:: TO DO ::
All the data below needs to be retyped exactly as shown.

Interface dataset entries
▼▼▼

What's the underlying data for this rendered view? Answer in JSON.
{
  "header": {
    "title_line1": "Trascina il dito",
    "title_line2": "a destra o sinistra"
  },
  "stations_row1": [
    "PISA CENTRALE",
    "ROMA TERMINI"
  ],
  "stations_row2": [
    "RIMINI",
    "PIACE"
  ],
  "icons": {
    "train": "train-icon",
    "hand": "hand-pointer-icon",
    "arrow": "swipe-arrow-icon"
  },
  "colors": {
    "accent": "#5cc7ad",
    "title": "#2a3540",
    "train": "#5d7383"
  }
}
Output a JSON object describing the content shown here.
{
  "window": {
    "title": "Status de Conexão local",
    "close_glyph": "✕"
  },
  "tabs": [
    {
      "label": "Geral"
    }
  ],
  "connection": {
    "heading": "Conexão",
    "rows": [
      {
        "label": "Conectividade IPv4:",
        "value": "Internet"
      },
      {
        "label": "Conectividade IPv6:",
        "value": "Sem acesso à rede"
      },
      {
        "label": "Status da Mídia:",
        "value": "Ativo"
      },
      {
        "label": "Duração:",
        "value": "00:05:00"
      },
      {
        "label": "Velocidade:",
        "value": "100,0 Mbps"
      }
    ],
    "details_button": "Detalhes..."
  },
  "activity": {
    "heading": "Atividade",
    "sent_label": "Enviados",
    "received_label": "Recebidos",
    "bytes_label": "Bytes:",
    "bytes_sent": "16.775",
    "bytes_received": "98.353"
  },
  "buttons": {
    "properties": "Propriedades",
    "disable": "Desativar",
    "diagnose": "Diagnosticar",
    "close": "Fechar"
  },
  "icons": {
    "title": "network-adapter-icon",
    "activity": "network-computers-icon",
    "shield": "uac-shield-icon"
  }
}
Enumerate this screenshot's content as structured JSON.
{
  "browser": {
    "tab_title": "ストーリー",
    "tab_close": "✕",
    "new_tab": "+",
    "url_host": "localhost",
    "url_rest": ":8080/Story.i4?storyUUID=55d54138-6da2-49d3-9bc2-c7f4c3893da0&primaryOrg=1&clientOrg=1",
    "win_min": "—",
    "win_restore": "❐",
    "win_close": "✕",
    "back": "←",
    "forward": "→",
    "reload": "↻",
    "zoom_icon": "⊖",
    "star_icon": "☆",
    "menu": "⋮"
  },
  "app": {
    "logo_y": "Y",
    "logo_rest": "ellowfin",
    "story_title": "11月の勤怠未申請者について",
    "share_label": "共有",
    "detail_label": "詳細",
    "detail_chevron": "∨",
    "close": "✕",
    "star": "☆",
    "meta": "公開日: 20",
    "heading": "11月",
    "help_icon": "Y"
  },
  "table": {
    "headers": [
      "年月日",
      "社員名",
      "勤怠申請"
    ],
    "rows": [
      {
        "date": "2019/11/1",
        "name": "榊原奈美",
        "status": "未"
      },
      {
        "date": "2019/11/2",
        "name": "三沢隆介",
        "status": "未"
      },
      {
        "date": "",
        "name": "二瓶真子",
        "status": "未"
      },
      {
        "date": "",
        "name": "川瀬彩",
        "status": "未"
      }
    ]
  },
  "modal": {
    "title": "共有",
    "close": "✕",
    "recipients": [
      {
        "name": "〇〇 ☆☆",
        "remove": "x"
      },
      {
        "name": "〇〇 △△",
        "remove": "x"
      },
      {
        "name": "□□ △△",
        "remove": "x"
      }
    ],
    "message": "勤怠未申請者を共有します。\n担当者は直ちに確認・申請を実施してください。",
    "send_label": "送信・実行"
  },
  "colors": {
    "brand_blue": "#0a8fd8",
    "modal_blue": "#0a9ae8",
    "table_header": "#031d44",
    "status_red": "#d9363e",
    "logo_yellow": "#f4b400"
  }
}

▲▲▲

:: YOUR SOLUTION ::
What's the underlying data for this rendered view? Answer in JSON.
{
  "header": {
    "title_line1": "Trascina il dito",
    "title_line2": "a destra o sinistra"
  },
  "stations_row1": [
    "PISA CENTRALE",
    "ROMA TERMINI"
  ],
  "stations_row2": [
    "RIMINI",
    "PIACE"
  ],
  "icons": {
    "train": "train-icon",
    "hand": "hand-pointer-icon",
    "arrow": "swipe-arrow-icon"
  },
  "colors": {
    "accent": "#5cc7ad",
    "title": "#2a3540",
    "train": "#5d7383"
  }
}
Output a JSON object describing the content shown here.
{
  "window": {
    "title": "Status de Conexão local",
    "close_glyph": "✕"
  },
  "tabs": [
    {
      "label": "Geral"
    }
  ],
  "connection": {
    "heading": "Conexão",
    "rows": [
      {
        "label": "Conectividade IPv4:",
        "value": "Internet"
      },
      {
        "label": "Conectividade IPv6:",
        "value": "Sem acesso à rede"
      },
      {
        "label": "Status da Mídia:",
        "value": "Ativo"
      },
      {
        "label": "Duração:",
        "value": "00:05:00"
      },
      {
        "label": "Velocidade:",
        "value": "100,0 Mbps"
      }
    ],
    "details_button": "Detalhes..."
  },
  "activity": {
    "heading": "Atividade",
    "sent_label": "Enviados",
    "received_label": "Recebidos",
    "bytes_label": "Bytes:",
    "bytes_sent": "16.775",
    "bytes_received": "98.353"
  },
  "buttons": {
    "properties": "Propriedades",
    "disable": "Desativar",
    "diagnose": "Diagnosticar",
    "close": "Fechar"
  },
  "icons": {
    "title": "network-adapter-icon",
    "activity": "network-computers-icon",
    "shield": "uac-shield-icon"
  }
}
Enumerate this screenshot's content as structured JSON.
{
  "browser": {
    "tab_title": "ストーリー",
    "tab_close": "✕",
    "new_tab": "+",
    "url_host": "localhost",
    "url_rest": ":8080/Story.i4?storyUUID=55d54138-6da2-49d3-9bc2-c7f4c3893da0&primaryOrg=1&clientOrg=1",
    "win_min": "—",
    "win_restore": "❐",
    "win_close": "✕",
    "back": "←",
    "forward": "→",
    "reload": "↻",
    "zoom_icon": "⊖",
    "star_icon": "☆",
    "menu": "⋮"
  },
  "app": {
    "logo_y": "Y",
    "logo_rest": "ellowfin",
    "story_title": "11月の勤怠未申請者について",
    "share_label": "共有",
    "detail_label": "詳細",
    "detail_chevron": "∨",
    "close": "✕",
    "star": "☆",
    "meta": "公開日: 20",
    "heading": "11月",
    "help_icon": "Y"
  },
  "table": {
    "headers": [
      "年月日",
      "社員名",
      "勤怠申請"
    ],
    "rows": [
      {
        "date": "2019/11/1",
        "name": "榊原奈美",
        "status": "未"
      },
      {
        "date": "2019/11/2",
        "name": "三沢隆介",
        "status": "未"
      },
      {
        "date": "",
        "name": "二瓶真子",
        "status": "未"
      },
      {
        "date": "",
        "name": "川瀬彩",
        "status": "未"
      }
    ]
  },
  "modal": {
    "title": "共有",
    "close": "✕",
    "recipients": [
      {
        "name": "〇〇 ☆☆",
        "remove": "x"
      },
      {
        "name": "〇〇 △△",
        "remove": "x"
      },
      {
        "name": "□□ △△",
        "remove": "x"
      }
    ],
    "message": "勤怠未申請者を共有します。\n担当者は直ちに確認・申請を実施してください。",
    "send_label": "送信・実行"
  },
  "colors": {
    "brand_blue": "#0a8fd8",
    "modal_blue": "#0a9ae8",
    "table_header": "#031d44",
    "status_red": "#d9363e",
    "logo_yellow": "#f4b400"
  }
}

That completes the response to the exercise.